Exercise brief
Copy out the records precisely, omitting pictures.

Website and app data records
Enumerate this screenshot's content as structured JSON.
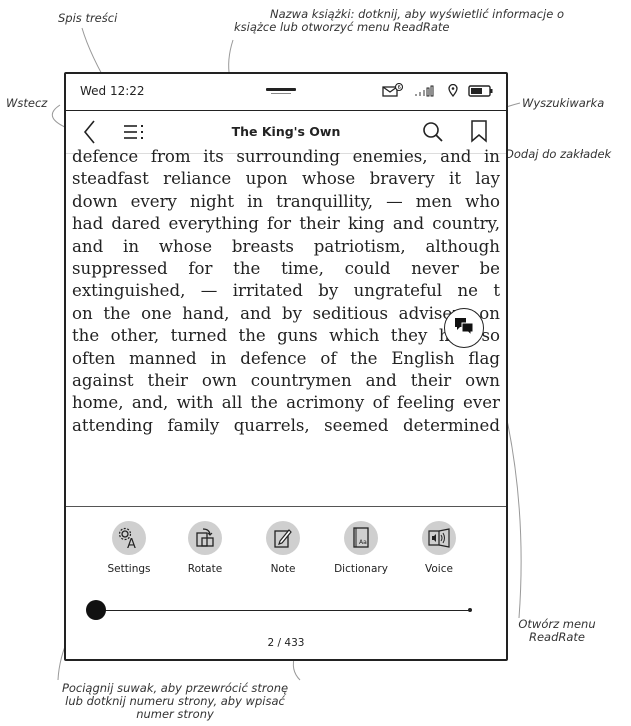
{
  "callouts": {
    "toc": "Spis treści",
    "book_name_1": "Nazwa książki: dotknij, aby wyświetlić informacje o",
    "book_name_2": "książce lub otworzyć menu ReadRate",
    "back": "Wstecz",
    "search": "Wyszukiwarka",
    "bookmark": "Dodaj do zakładek",
    "readrate_1": "Otwórz menu",
    "readrate_2": "ReadRate",
    "slider_1": "Pociągnij suwak, aby przewrócić stronę",
    "slider_2": "lub dotknij numeru strony, aby wpisać",
    "slider_3": "numer strony"
  },
  "status": {
    "time": "Wed 12:22"
  },
  "toolbar": {
    "title": "The King's Own"
  },
  "text_lines": [
    "defence from its surrounding enemies, and in",
    "steadfast reliance upon whose bravery it lay",
    "down every night in tranquillity, — men who",
    "had dared everything for their king and country,",
    "and in whose breasts patriotism, although",
    "suppressed for the time, could never be",
    "extinguished, — irritated by ungrateful ne   t",
    "on the one hand, and by seditious advisers on",
    "the other, turned the guns which they had so",
    "often manned in defence of the English flag",
    "against their own countrymen and their own",
    "home, and, with all the acrimony of feeling ever",
    "attending family quarrels, seemed determined"
  ],
  "tools": [
    {
      "label": "Settings",
      "icon": "settings-icon"
    },
    {
      "label": "Rotate",
      "icon": "rotate-icon"
    },
    {
      "label": "Note",
      "icon": "note-icon"
    },
    {
      "label": "Dictionary",
      "icon": "dictionary-icon"
    },
    {
      "label": "Voice",
      "icon": "voice-icon"
    }
  ],
  "page": {
    "indicator": "2 / 433",
    "current": 2,
    "total": 433
  },
  "dictionary_badge": "Aa"
}
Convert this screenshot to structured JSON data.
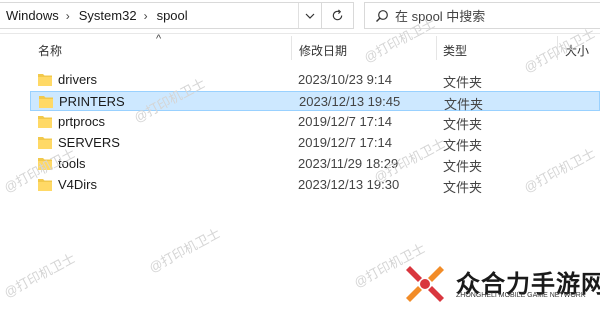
{
  "address": {
    "crumbs": [
      "Windows",
      "System32",
      "spool"
    ],
    "dropdown_icon": "chevron-down-icon",
    "refresh_icon": "refresh-icon"
  },
  "search": {
    "placeholder": "在 spool 中搜索",
    "icon": "search-icon"
  },
  "columns": {
    "name": "名称",
    "date": "修改日期",
    "type": "类型",
    "size": "大小"
  },
  "files": [
    {
      "name": "drivers",
      "date": "2023/10/23 9:14",
      "type": "文件夹",
      "selected": false
    },
    {
      "name": "PRINTERS",
      "date": "2023/12/13 19:45",
      "type": "文件夹",
      "selected": true
    },
    {
      "name": "prtprocs",
      "date": "2019/12/7 17:14",
      "type": "文件夹",
      "selected": false
    },
    {
      "name": "SERVERS",
      "date": "2019/12/7 17:14",
      "type": "文件夹",
      "selected": false
    },
    {
      "name": "tools",
      "date": "2023/11/29 18:29",
      "type": "文件夹",
      "selected": false
    },
    {
      "name": "V4Dirs",
      "date": "2023/12/13 19:30",
      "type": "文件夹",
      "selected": false
    }
  ],
  "watermark": "@打印机卫士",
  "brand": {
    "title": "众合力手游网",
    "subtitle": "ZHONGHELI MOBILE GAME NETWORK"
  },
  "colors": {
    "selection": "#cde8ff",
    "selection_border": "#99d1ff",
    "folder": "#f2c94c",
    "brand_accent": "#d9363e"
  }
}
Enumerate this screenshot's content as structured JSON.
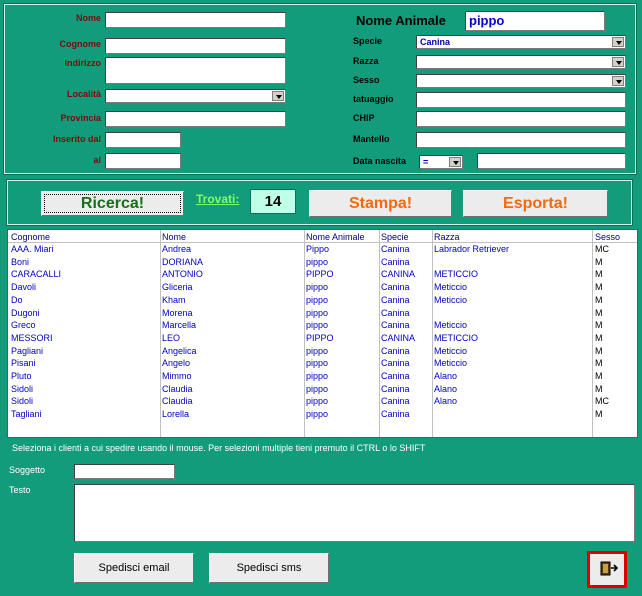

Exercise answer
Enumerate this screenshot's content as structured JSON.
{
  "callouts": {
    "toc": "Spis treści",
    "book_name_1": "Nazwa książki: dotknij, aby wyświetlić informacje o",
    "book_name_2": "książce lub otworzyć menu ReadRate",
    "back": "Wstecz",
    "search": "Wyszukiwarka",
    "bookmark": "Dodaj do zakładek",
    "readrate_1": "Otwórz menu",
    "readrate_2": "ReadRate",
    "slider_1": "Pociągnij suwak, aby przewrócić stronę",
    "slider_2": "lub dotknij numeru strony, aby wpisać",
    "slider_3": "numer strony"
  },
  "status": {
    "time": "Wed 12:22"
  },
  "toolbar": {
    "title": "The King's Own"
  },
  "text_lines": [
    "defence from its surrounding enemies, and in",
    "steadfast reliance upon whose bravery it lay",
    "down every night in tranquillity, — men who",
    "had dared everything for their king and country,",
    "and in whose breasts patriotism, although",
    "suppressed for the time, could never be",
    "extinguished, — irritated by ungrateful ne   t",
    "on the one hand, and by seditious advisers on",
    "the other, turned the guns which they had so",
    "often manned in defence of the English flag",
    "against their own countrymen and their own",
    "home, and, with all the acrimony of feeling ever",
    "attending family quarrels, seemed determined"
  ],
  "tools": [
    {
      "label": "Settings",
      "icon": "settings-icon"
    },
    {
      "label": "Rotate",
      "icon": "rotate-icon"
    },
    {
      "label": "Note",
      "icon": "note-icon"
    },
    {
      "label": "Dictionary",
      "icon": "dictionary-icon"
    },
    {
      "label": "Voice",
      "icon": "voice-icon"
    }
  ],
  "page": {
    "indicator": "2 / 433",
    "current": 2,
    "total": 433
  },
  "dictionary_badge": "Aa"
}
Convert this screenshot to structured JSON data.
{
  "address": {
    "crumbs": [
      "Windows",
      "System32",
      "spool"
    ],
    "dropdown_icon": "chevron-down-icon",
    "refresh_icon": "refresh-icon"
  },
  "search": {
    "placeholder": "在 spool 中搜索",
    "icon": "search-icon"
  },
  "columns": {
    "name": "名称",
    "date": "修改日期",
    "type": "类型",
    "size": "大小"
  },
  "files": [
    {
      "name": "drivers",
      "date": "2023/10/23 9:14",
      "type": "文件夹",
      "selected": false
    },
    {
      "name": "PRINTERS",
      "date": "2023/12/13 19:45",
      "type": "文件夹",
      "selected": true
    },
    {
      "name": "prtprocs",
      "date": "2019/12/7 17:14",
      "type": "文件夹",
      "selected": false
    },
    {
      "name": "SERVERS",
      "date": "2019/12/7 17:14",
      "type": "文件夹",
      "selected": false
    },
    {
      "name": "tools",
      "date": "2023/11/29 18:29",
      "type": "文件夹",
      "selected": false
    },
    {
      "name": "V4Dirs",
      "date": "2023/12/13 19:30",
      "type": "文件夹",
      "selected": false
    }
  ],
  "watermark": "@打印机卫士",
  "brand": {
    "title": "众合力手游网",
    "subtitle": "ZHONGHELI MOBILE GAME NETWORK"
  },
  "colors": {
    "selection": "#cde8ff",
    "selection_border": "#99d1ff",
    "folder": "#f2c94c",
    "brand_accent": "#d9363e"
  }
}
Enumerate this screenshot's content as structured JSON.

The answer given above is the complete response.